I receive all kinds of questions about etymology. Unless they are responses to my posts, they usually concern slang and exotic words. No one seems to care about and, as, at, for, and their likes. Conjunctions and prepositions are taken for granted, even though their origin is sometimes obscure and their history full of meaning.

The post The dwarfs of our vocabulary appeared first on OUPblog.




Mid-June etymology gleanings

Wed, 14 Jun 2017 11:30:15 +0000

John Cowan pointed out that queer “quaint, odd” can be and is still used today despite its latest (predominant) sense. Yes, I know. Quite intentionally, I sometimes use the phrase queer smile. It usually arouses a few embarrassed grins. My students assume that a man in the winter of his days is so un-cool that he does not know what this adjective now means.

The post Mid-June etymology gleanings appeared first on OUPblog.




English idioms and The British Apollo

Wed, 07 Jun 2017 11:30:56 +0000

In 1708, London witnessed the appearance of The British Apollo, or Curious Amusements for the INGENIOUS. To which are Added the most Material Occurrences Foreign and Domestick. Perform’d by a Society of GENTLEMEN. VOL. I. Printed for the Authors, by F. Mayo, at the Printing-Press, against Water-Lane in Fleet-Street.

The post English idioms and The British Apollo appeared first on OUPblog.




From the life of words, part 2

Wed, 31 May 2017 11:30:02 +0000

I am picking up where I left off last week. At first sight, nothing could be more straightforward than the adjective still. It has always meant “fixed, not moving.” We sit still, come to a standstill, and enjoy still lifes (that is, pictures of living things in a state of rest).

The post From the life of words, part 2 appeared first on OUPblog.




From the life of words, part 1

Wed, 24 May 2017 11:30:34 +0000

From time to time, various organizations invite me to speak about the history of words. The main question I hear is why words change their meaning. Obviously, I have nothing new to say on this subject, for there is a chapter on semantic change in countless books, both popular and special.

The post From the life of words, part 1 appeared first on OUPblog.




At bay: where is that bay?

Wed, 17 May 2017 11:30:06 +0000

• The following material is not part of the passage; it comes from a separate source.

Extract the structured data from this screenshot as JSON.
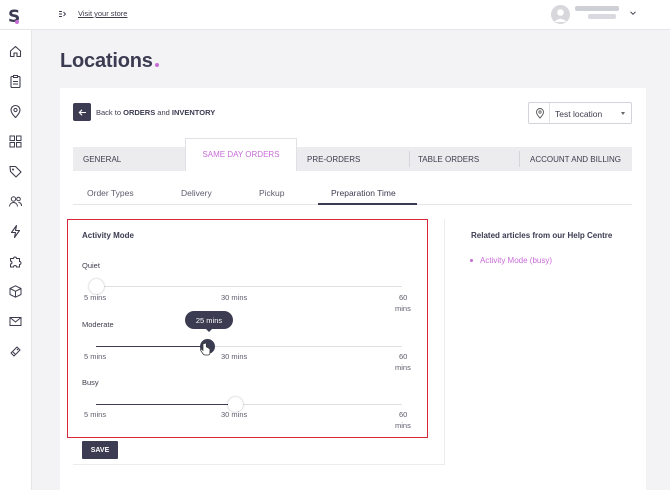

To keep somebody or something at bay means “to keep a dangerous opponent at a distance; to hold off, ward off a disaster, etc.” The very first interpreters of this idiom guessed its origin correctly. They stated that bay here means “to bark” and that at bay refers to hunting.

The post At bay: where is that bay? appeared first on OUPblog.




Monthly gleanings for April 2017

Wed, 10 May 2017 11:30:15 +0000

The previous post on Nostratic linguistics was also part of the “gleanings,” because the inspiration for it came from a query, but a few more tidbits have to be taken care of before summer sets in.

The post Monthly gleanings for April 2017 appeared first on OUPblog.




Two posts on “sin”: a sequel

Wed, 03 May 2017 11:30:26 +0000

The colleague who wrote me a letter is a specialist in Turkic and a proponent of Nostratic linguistics. He mentioned the Turkic root syn-, which, according to him, can mean “to test, prove; compete; prophesy; observe; body, image, outward appearance,” and wondered whether, within the framework of Nostratic linguistics, this root can be compared with the root of Engl. sin.

The post Two posts on “sin”: a sequel appeared first on OUPblog.